**Required action**
An exact copy of all the data, minus the images, is required.

**Data extract**

******

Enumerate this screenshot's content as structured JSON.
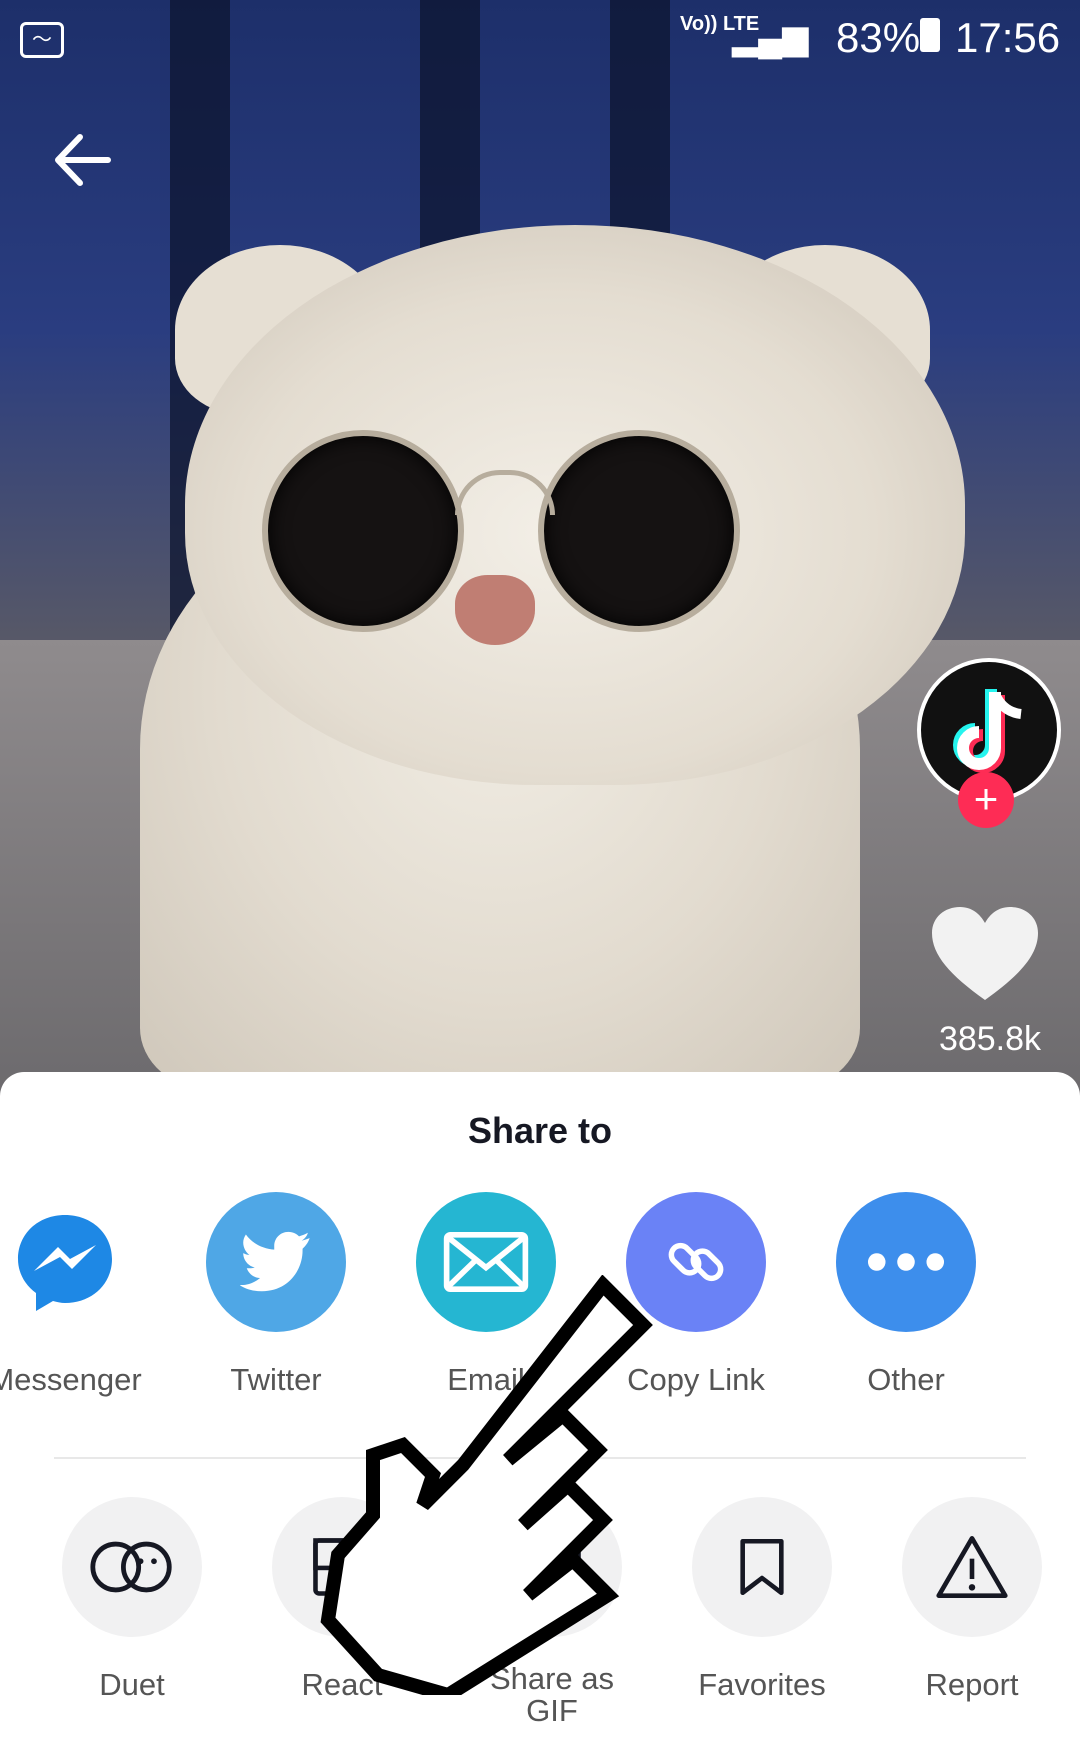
{
  "status_bar": {
    "network": "Vo)) LTE",
    "battery_percent": "83%",
    "time": "17:56"
  },
  "video": {
    "likes": "385.8k",
    "follow_symbol": "+"
  },
  "share_sheet": {
    "title": "Share to",
    "share_targets": [
      {
        "label": "Messenger",
        "icon": "messenger-icon",
        "color": "#1e88e5"
      },
      {
        "label": "Twitter",
        "icon": "twitter-icon",
        "color": "#4fa7e6"
      },
      {
        "label": "Email",
        "icon": "email-icon",
        "color": "#25b6d2"
      },
      {
        "label": "Copy Link",
        "icon": "link-icon",
        "color": "#6a82f6"
      },
      {
        "label": "Other",
        "icon": "more-icon",
        "color": "#3d8eec"
      }
    ],
    "actions": [
      {
        "label": "Duet",
        "icon": "duet-icon"
      },
      {
        "label": "React",
        "icon": "react-icon"
      },
      {
        "label": "Share as GIF",
        "icon": "gif-icon"
      },
      {
        "label": "Favorites",
        "icon": "bookmark-icon"
      },
      {
        "label": "Report",
        "icon": "warning-icon"
      }
    ]
  }
}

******

**Output for this exercise**
Enumerate this screenshot's content as structured JSON.
{
  "status_bar": {
    "network": "Vo)) LTE",
    "battery_percent": "83%",
    "time": "17:56"
  },
  "video": {
    "likes": "385.8k",
    "follow_symbol": "+"
  },
  "share_sheet": {
    "title": "Share to",
    "share_targets": [
      {
        "label": "Messenger",
        "icon": "messenger-icon",
        "color": "#1e88e5"
      },
      {
        "label": "Twitter",
        "icon": "twitter-icon",
        "color": "#4fa7e6"
      },
      {
        "label": "Email",
        "icon": "email-icon",
        "color": "#25b6d2"
      },
      {
        "label": "Copy Link",
        "icon": "link-icon",
        "color": "#6a82f6"
      },
      {
        "label": "Other",
        "icon": "more-icon",
        "color": "#3d8eec"
      }
    ],
    "actions": [
      {
        "label": "Duet",
        "icon": "duet-icon"
      },
      {
        "label": "React",
        "icon": "react-icon"
      },
      {
        "label": "Share as GIF",
        "icon": "gif-icon"
      },
      {
        "label": "Favorites",
        "icon": "bookmark-icon"
      },
      {
        "label": "Report",
        "icon": "warning-icon"
      }
    ]
  }
}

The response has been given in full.